- lay the plastic on the wooden bars and fold the plastic up and down around the bars. Use staples to attach the plastic by stretching it out firmly

Step 5 - Step 5 - Clear plastic

- close the box with the clear sheet (small nails can easily attach it to the edges)

Step 6 - Step 6 - Filter and valve

- position the filters in front of the holes at the bottom of the box. They can be wedged in place with a simple wooden structure, or nailed into place

- install a small angled cardboard valve at the fan to close the box when the fan is not in use

Step 7 - Step 7 - Thermostat and transformer

- fix the thermostat to the outside of the box, beside the hole for the fan.

- two options: connect a 220V/12V transformer (like a cellphone transformer, but 220V /12V, not a portable 5V one ) to the plug of the

thermostat, then connect it to the fan; or dismantle the transformer and connect the fan directly to the thermostat output, as in the picture (the thermostat itself uses 12V, so if you directly connect the fan you don't need a transformer). We strongly recommend you try the first option, as it is safer and has less risk of bad connections.

Step 8 - Step 8 - Start-up!

Place the heater against a window. Think of a way to hold it in place against the window.

Now simply set the thermostat to the desired temperature. Once the air in the box exceeds this temperature, the thermostat will turn on and hot air will circulate in the room!

Step 9 - Alternatives

The thermostat can be replaced by a solar panel inside the box, facing the window. Connected to the fan, it will only power it when it is lit up (and therefore when the air in the box will be heated).

If you decide to block off a window, you can build the heater directly on the window frame, instead of using clear plastic. In this case you still need to provide hinges to open the box or case.

Notes and references

Many thanks to Froit Vanderharst for his contribution to this tutorial!
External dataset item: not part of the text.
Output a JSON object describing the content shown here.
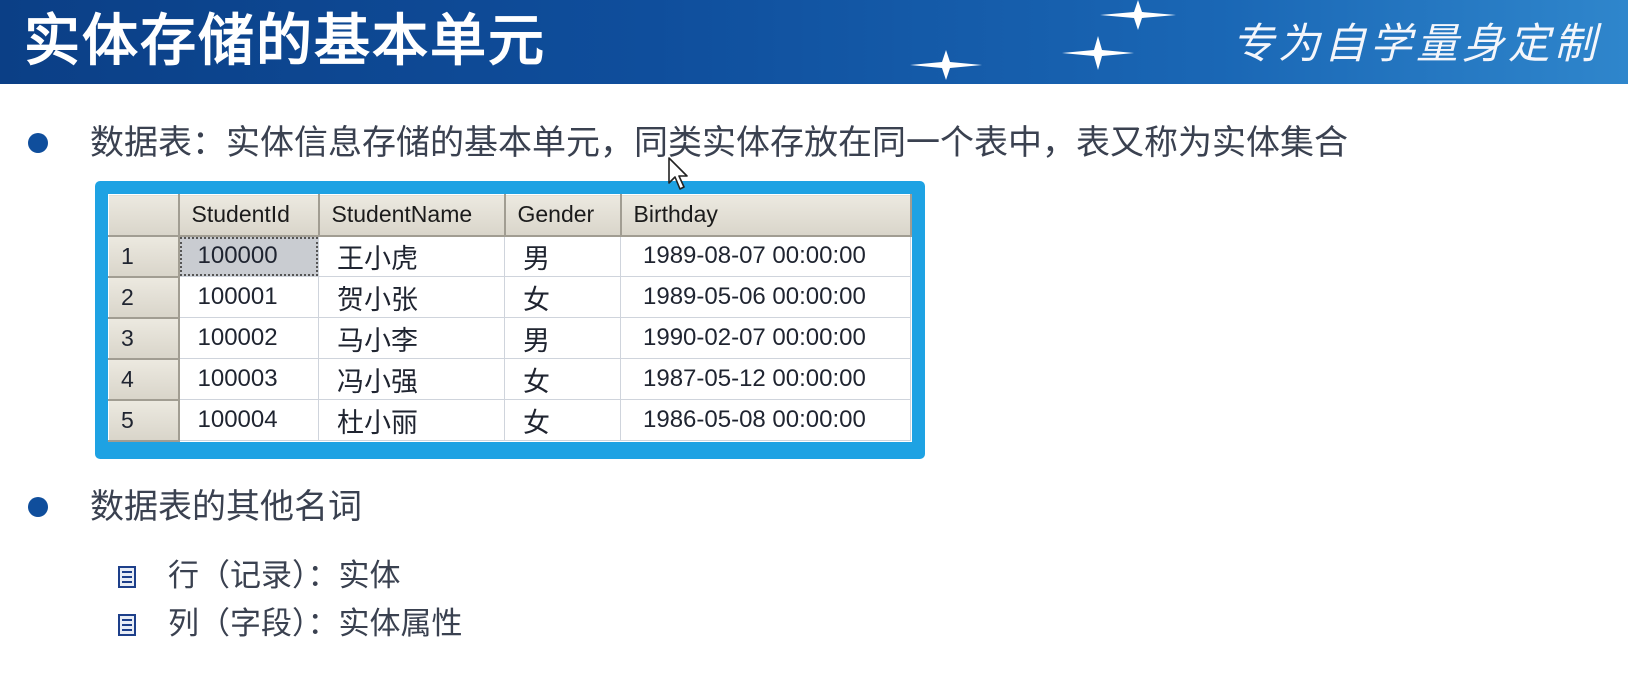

He is the inventor of this project, which was used to warm his workshop in Ulaanbaatar. A passionate handyman, he continues to work on improving his solar heaters. Follow him on Facebook!